jump to example.com


A powered chain hoist — like this 2-ton model from Milwaukee — makes heavy lifting tasks around the shop easy.  Attach it to a rolling frame (or a shop crane) and you can pick up almost anything in the shop up to 10′ high at 8’/min.

Better yet, if you’ve got an overhead beam that can bear the weight, you’re set for life.  My father and I rented a shop space a number of years ago that had a single high-load-rated I-beam running down the middle of the shop.  A “car” rolled along it and featured a hook — on which we promptly hung one of these.  (It was a different brand, but you get the idea.)  I once loaded and unloaded a Bridgeport mill all by myself with it.

This model runs on either 115V or 230V and draws 16 amps at 115V.  It has a multiple-disc magnetic brake to hold your load, and you can adjust the upper and lower limit switches for your particular application/installation.  Operation is dirt simple: just push the rocker switch one way for up and the other way for down.

Street pricing starts around $1,650, but you’ll want to keep an eye on shipping costs if you order it as it weighs a little over 100 pounds.

2-Ton Electric Chain Hoist [Milwaukee]
Street Pricing [Google Products]
Via Amazon [What’s this?]


3 Responses to The Ultimate Shop Lifting Tool: An Electric Chain Hoist

  1. Waylan says:

    A number of years ago, I was doing some electrical work in a service garage for large farm equipment. Part of the job was wiring the controls for a few hoists that would make this little thing look like a child’s toy. In one bay, an I-beam extended from and rotated on a post (at least 3 feet in Dia.) in the corner. That was the small one! In the adjacent bay, a post was placed at each of the four corners. An I-beam ran between the posts on each side. Then a third I-beam was mounted on trucks which moved via electric drive up and down the length of the the bay on the first two I-beams. The hoist was mounted to a third truck, which moved from side to side, again via electric drive, along the third I-beam. Of course, we had to test (play) everything when we finished wiring it up. I’ve always wanted one for myself ever since.
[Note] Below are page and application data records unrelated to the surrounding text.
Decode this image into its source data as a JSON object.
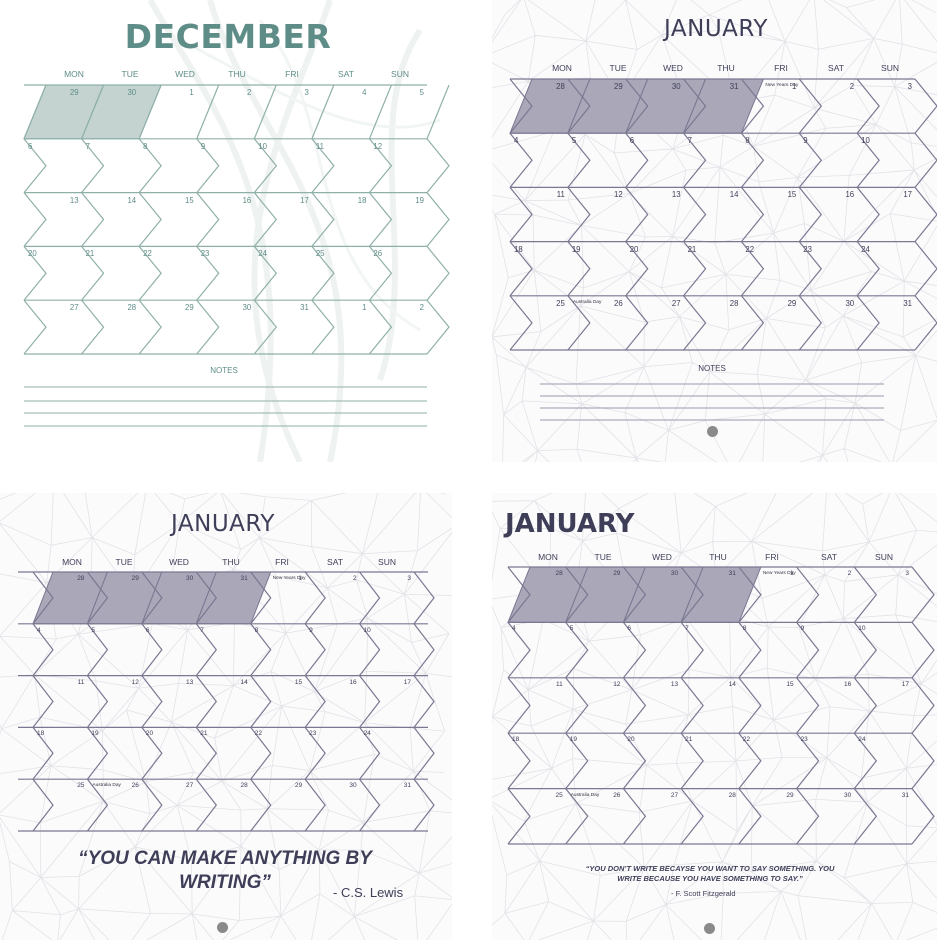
{
  "colors": {
    "dec_accent": "#5e8c87",
    "dec_line": "#8fb0a8",
    "dec_fill": "#c4d3d0",
    "dec_fill_stroke": "#7aa3c2",
    "jan_text": "#3e3e58",
    "jan_line": "#7a7891",
    "jan_fill": "#a9a7b8",
    "dot": "#8a8a8a",
    "texture": "#e3e3e8"
  },
  "pages": [
    {
      "id": "dec",
      "title": "DECEMBER",
      "days": [
        "MON",
        "TUE",
        "WED",
        "THU",
        "FRI",
        "SAT",
        "SUN"
      ],
      "weeks": [
        [
          "29",
          "30",
          "1",
          "2",
          "3",
          "4",
          "5"
        ],
        [
          "6",
          "7",
          "8",
          "9",
          "10",
          "11",
          "12"
        ],
        [
          "13",
          "14",
          "15",
          "16",
          "17",
          "18",
          "19"
        ],
        [
          "20",
          "21",
          "22",
          "23",
          "24",
          "25",
          "26"
        ],
        [
          "27",
          "28",
          "29",
          "30",
          "31",
          "1",
          "2"
        ]
      ],
      "holidays": [],
      "notes_label": "NOTES"
    },
    {
      "id": "jan1",
      "title": "JANUARY",
      "days": [
        "MON",
        "TUE",
        "WED",
        "THU",
        "FRI",
        "SAT",
        "SUN"
      ],
      "weeks": [
        [
          "28",
          "29",
          "30",
          "31",
          "1",
          "2",
          "3"
        ],
        [
          "4",
          "5",
          "6",
          "7",
          "8",
          "9",
          "10"
        ],
        [
          "11",
          "12",
          "13",
          "14",
          "15",
          "16",
          "17"
        ],
        [
          "18",
          "19",
          "20",
          "21",
          "22",
          "23",
          "24"
        ],
        [
          "25",
          "26",
          "27",
          "28",
          "29",
          "30",
          "31"
        ]
      ],
      "holidays": [
        {
          "week": 0,
          "day": 4,
          "label": "New Years Day"
        },
        {
          "week": 4,
          "day": 1,
          "label": "Australia Day"
        }
      ],
      "notes_label": "NOTES"
    },
    {
      "id": "jan2",
      "title": "JANUARY",
      "days": [
        "MON",
        "TUE",
        "WED",
        "THU",
        "FRI",
        "SAT",
        "SUN"
      ],
      "weeks": [
        [
          "28",
          "29",
          "30",
          "31",
          "1",
          "2",
          "3"
        ],
        [
          "4",
          "5",
          "6",
          "7",
          "8",
          "9",
          "10"
        ],
        [
          "11",
          "12",
          "13",
          "14",
          "15",
          "16",
          "17"
        ],
        [
          "18",
          "19",
          "20",
          "21",
          "22",
          "23",
          "24"
        ],
        [
          "25",
          "26",
          "27",
          "28",
          "29",
          "30",
          "31"
        ]
      ],
      "holidays": [
        {
          "week": 0,
          "day": 4,
          "label": "New Years Day"
        },
        {
          "week": 4,
          "day": 1,
          "label": "Australia Day"
        }
      ],
      "quote_text": "“YOU CAN MAKE ANYTHING BY WRITING”",
      "quote_author": "- C.S. Lewis"
    },
    {
      "id": "jan3",
      "title": "JANUARY",
      "days": [
        "MON",
        "TUE",
        "WED",
        "THU",
        "FRI",
        "SAT",
        "SUN"
      ],
      "weeks": [
        [
          "28",
          "29",
          "30",
          "31",
          "1",
          "2",
          "3"
        ],
        [
          "4",
          "5",
          "6",
          "7",
          "8",
          "9",
          "10"
        ],
        [
          "11",
          "12",
          "13",
          "14",
          "15",
          "16",
          "17"
        ],
        [
          "18",
          "19",
          "20",
          "21",
          "22",
          "23",
          "24"
        ],
        [
          "25",
          "26",
          "27",
          "28",
          "29",
          "30",
          "31"
        ]
      ],
      "holidays": [
        {
          "week": 0,
          "day": 4,
          "label": "New Years Day"
        },
        {
          "week": 4,
          "day": 1,
          "label": "Australia Day"
        }
      ],
      "quote_text": "“YOU DON’T WRITE BECAYSE YOU WANT TO SAY SOMETHING. YOU WRITE BECAUSE YOU HAVE SOMETHING TO SAY.”",
      "quote_author": "- F. Scott Fitzgerald"
    }
  ]
}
  2. Last summer, I worked installing equipment that was stored in a warehouse with a crane like that. The long beams ran the entire length of the building (600 feet or so) and the short beam spanned the 40 or 50 feet between them. The crane was good for at least ten tons, it had a number on the side but I don’t remember. A number of times, I watched the warehouse guys unloading flatbed semis with it (our equipment shared the warehouse with a steel stock operation), mesmerized like a grade-schooler at a construction site.

    A rolling stand, or a serious overhead frame, is an absolute must. A few folks every year end up pulling their garages down on themselves, or doing serious joist damage, when they try to lift engine blocks and stuff with unreinforced mountings.

    WARN makes a lot of winches and hoists too (and I’m not entirely clear on the vocabulary distinction), and their site is pretty clear about the safety precautions: Never stand under the load (obviously), but also subtler stuff. It’s worth reading their “basic guide to winching technique” no matter whose gear you ultimately end up using.

  3. Lily says:

    I’ve seen several types of electric chain hoist, this type crane is different from what i saw before. this type is better, the design is more compact.

Leave a Reply

Your email address will not be published. Required fields are marked *